“We expect that these changes, and the historic 2020-2021 admission cycle, will lead to more volatility in the rankings results this year than is usually the case,” Spivey wrote. “Because the score differences between schools are so small, even minor changes to the methodology can lead to seemingly drastic changes.”
“We would predict possibly two changes in the top six alone but will wait for the public release on the 29th to be sure,” Spivey told Law.com on Tuesday.
A spokesperson for U.S. News said Tuesday that the company “cannot vouch for the accuracy of any information that appears before March 29.”
Last year, the U.S. News rankings that came under scrutiny after undergoing three revisions, the third of which came two days before the official rankings were released. The first revision was to correct a data error on a metric, weighted at 0.25% of a school’s overall ranking, that measures the number of hours each school’s law library is open. The rankings of more than 30 schools changed once that problem was fixed.
The second revision was to account for Asian students in a new, stand-alone diversity ranking after they were initially left off. (U.S. News later decided to postpone the release of that diversity ranking after law deans pointed out that the revised version still didn’t count students of more than one race as “underrepresented.”)

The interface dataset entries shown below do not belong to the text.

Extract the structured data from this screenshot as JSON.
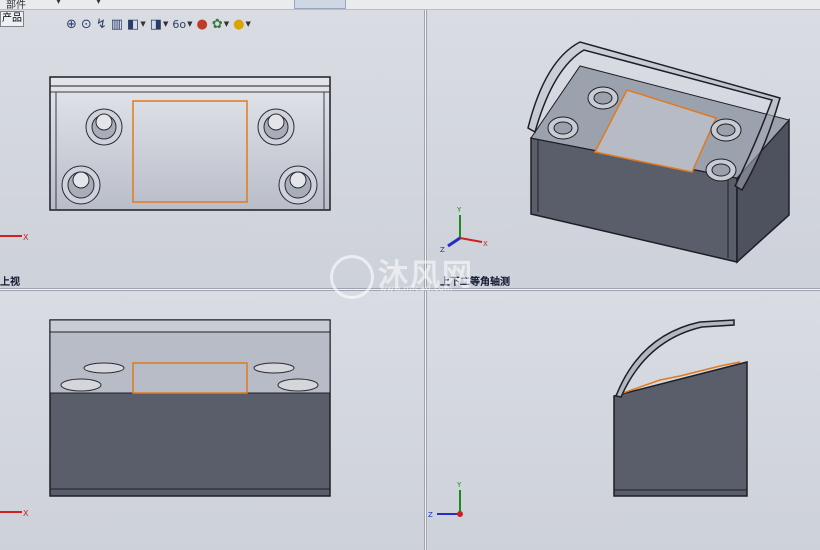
{
  "topbar": {
    "menu_item": "部件"
  },
  "part_tab": {
    "label": "产品"
  },
  "views": {
    "top_left_label": "上视",
    "top_right_label": "上下二等角轴测"
  },
  "triad": {
    "x": "X",
    "y": "Y",
    "z": "Z"
  },
  "watermark": {
    "text": "沐风网",
    "url": "www.mfcad.com"
  },
  "hud_icons": [
    "zoom-to-fit-icon",
    "zoom-area-icon",
    "previous-view-icon",
    "section-view-icon",
    "view-orientation-icon",
    "display-style-icon",
    "hide-show-icon",
    "edit-appearance-icon",
    "apply-scene-icon",
    "view-settings-icon"
  ],
  "colors": {
    "body": "#5a5e6b",
    "edge": "#1d1f25",
    "accent": "#e07a1f",
    "viewport": "#d5d8df"
  }
}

The third revision did away with another library metric that asked how many credit hours were taught by law librarians. Responses on that question, which was new this year, ranged from 10 to 300. That suggested that schools were counting the credit hours in different ways. That metric was also weighted at 0.25% of a school’s overall ranking, so U.S. News dropped the overall weight of the library metric from 2% to 1.75%, while the weight given to the bar pass rate increased from 2% to 2.25%. Once that was recalculated, the overall ranking of 35 schools changed.